While Japan’s prime minister Shinzo Abe was making a historic address to the Australian parliament last week, in Perth a group of scholars and other experts was launching a network called Active Peacemaking in Australia and Japan. Concerned at the current direction of the Australia–Japan relationship, our plan is to develop a different vision for the Australia-Japan relationship and for peace in our region.
Peace is often defined in passive or neutral terms – as the absence of war, a welcome but temporary pause between inevitable conflicts. Yet some people see Article 9 of Japan’s postwar constitution, which formally renounces war and prohibits Japan’s military from taking action overseas, as an aberration, or simply as a punishment for Japan’s defeat in the second world war. Given the progress Japanese society has made in the almost seventy years since the end of the war (so the argument goes) it is time to put aside this outdated document – time for Japan to step up to its responsibilities in the Asia Pacific, a region where the balance of power is dramatically shifting.
Rather than being an aberration, we believe that Article 9 symbolises an active stance for peace that should become a regional and, indeed, a global objective.
Abe is not the first prime minister to challenge Article 9. But there are several reasons why his government’s recent “reinterpretation” of the constitution to allow for overseas Japanese military action is particularly concerning.
First, Japan’s internal political, economic and social landscape is at a crucial turning point. Already troubled by underemployment, ageing and general malaise, the triple disaster of 11 March 2011 further complicated the scene. Some Japanese citizens rally for a “stronger” Japan both at home and abroad, while others increasingly mistrust authorities (both politicians and corporations) and see a grim future in which the lessons of Japan’s past are foolishly cast aside. “Abenomics,” the supposed cure for Japan’s ills, is an uncertain and risky experiment, one of whose key unspoken elements is a substantial expansion of Japan’s military industries and arms exports.

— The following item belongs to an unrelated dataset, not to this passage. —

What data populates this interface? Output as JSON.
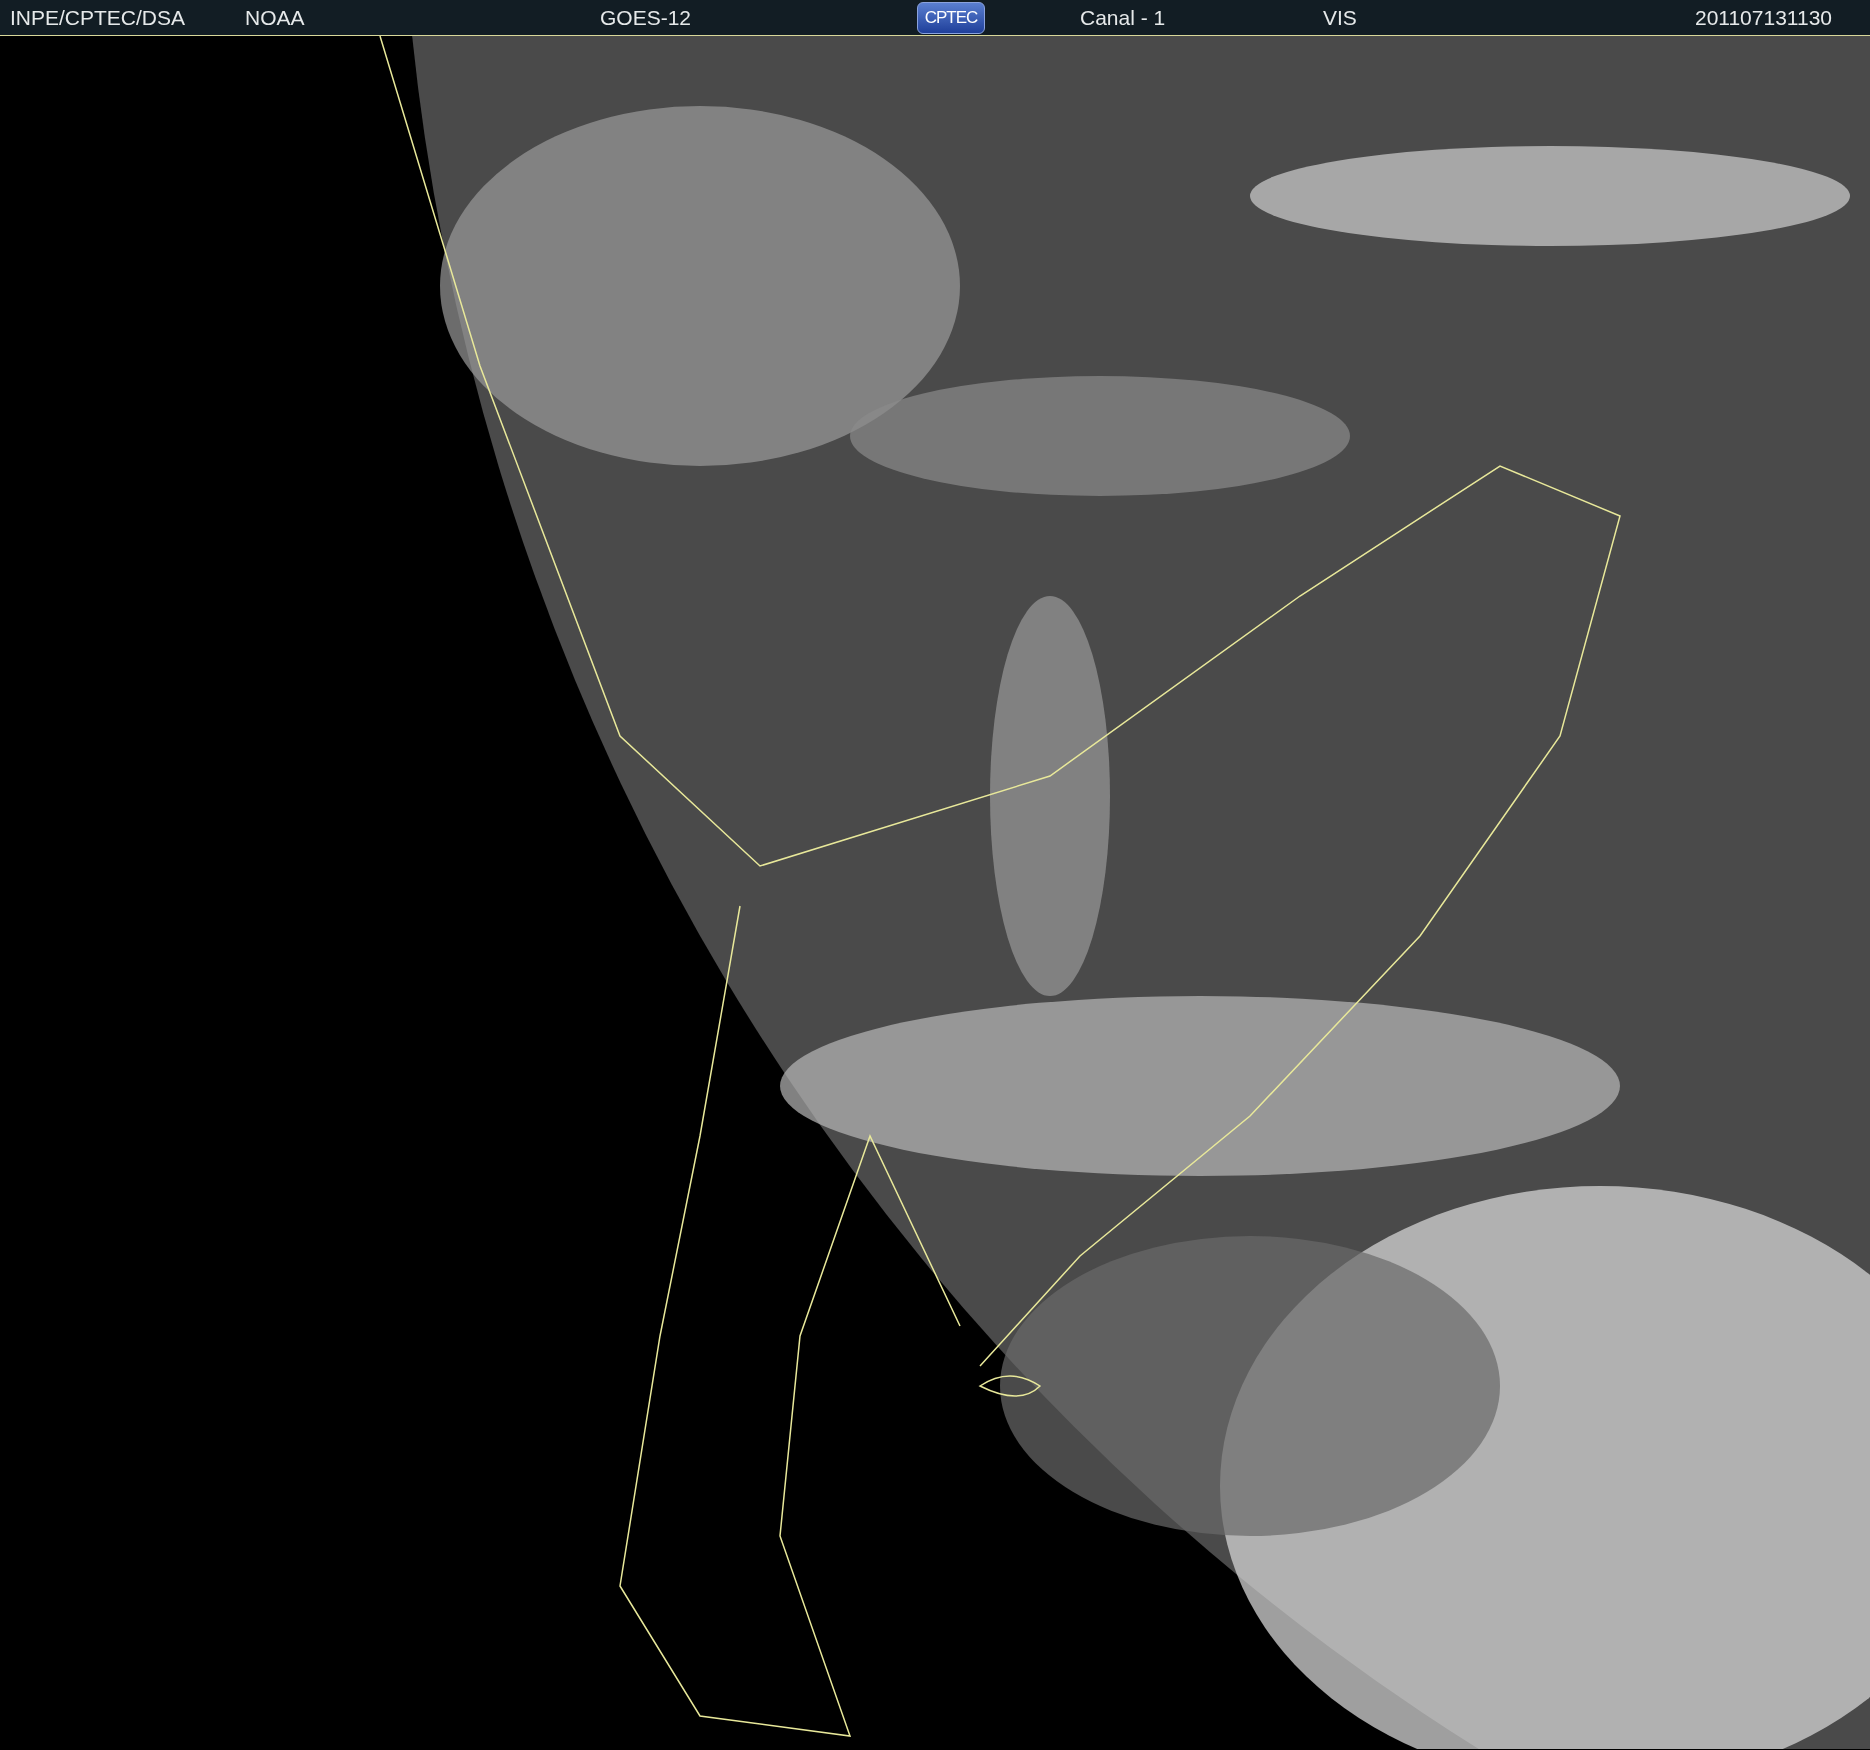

A second concern is the process by which the Japanese government’s reinterpretation of the constitution occurred. It took the form of a cabinet decision formulated with no real public consultation, in defiance of majority public opposition, and disregarding the separation of powers and the norms of constitutional democracy.
The despair that current developments are generating in some sections of the Japanese community was tragically illustrated in late June, when, after making an impassioned defence of the constitution, a man set himself on fire in Tokyo’s Shinjuku district. Yet this event was not covered by NHK, the national public broadcasting company. Turning a blind eye to this despair is reminiscent of Japan’s troubled relationship with China and Korea before, during and after the second world war.
But Japan is not the only place where silence and growing government secrecy conceal despair. Events there are strangely echoed in Australia, where the new federal government violates democratic norms and humanitarian values by imposing a blanket of silence and secrecy over its treatment of asylum seekers. Mutual disregard for constitutional principles and open governance is a poor basis for a deeper Australia–Japan relationship.
The third problem with Japan’s constitutional reinterpretation is that it comes at a time of greatly heightened tensions between Japan and its Asian neighbours, particularly China. Though Chinese actions are among the prime reasons for these tensions, they have also been heightened by provocative actions and statements from Japan. There are real fears that East Asia is heading for a second cold war, and that Australia and other countries of the region are being pushed into an unenviable and dangerous choice between being “pro-Japan” or “pro-China.”
In his speech to the Australian parliament, prime minister Abe promised that Australia and Japan would now join in a “rugby scrum to protect peace.” The following day, Tony Abbott praised the “sense of honour” shown by Japanese troops during the Asia–Pacific war. The proposed scrum (in which the other dominant partner is the United States) involves the construction of a massive and environmentally disastrous US heliport at Henoko in Japan’s southern prefecture of Okinawa (bitterly opposed by local residents) and is likely to include further expansion of American military bases in Australia. It also opens the way to a possible presence of Japanese military forces on Australian soil. In a strikingly Orwellian turn, Abe calls his plans for military expansion “positive pacifism.”
An alternative approach to peace in our region is possible. We call this “active peacemaking,” and we believe that – as two major democracies in our region – Japan and Australia should play a key role in this process.
Active peacemaking means addressing the real issues that threaten the security of the people of our region – issues like the continuing disaster in Fukushima, where tens of thousands of people are still living, largely forgotten, as disaster refugees. It means cooperating to build better responses to climate change and energy security. It means talking about a sustainable solution to regional and global refugee crises, not joining a race to the bottom of the humanitarian league table. It means seeking ways to promote dialogue between Japan, China and Korea, rather than aggravating their conflicts through historical amnesia.
It is the hope of this group that concerned individuals, groups and communities will join in creating an alternative approach to these crucial issues. •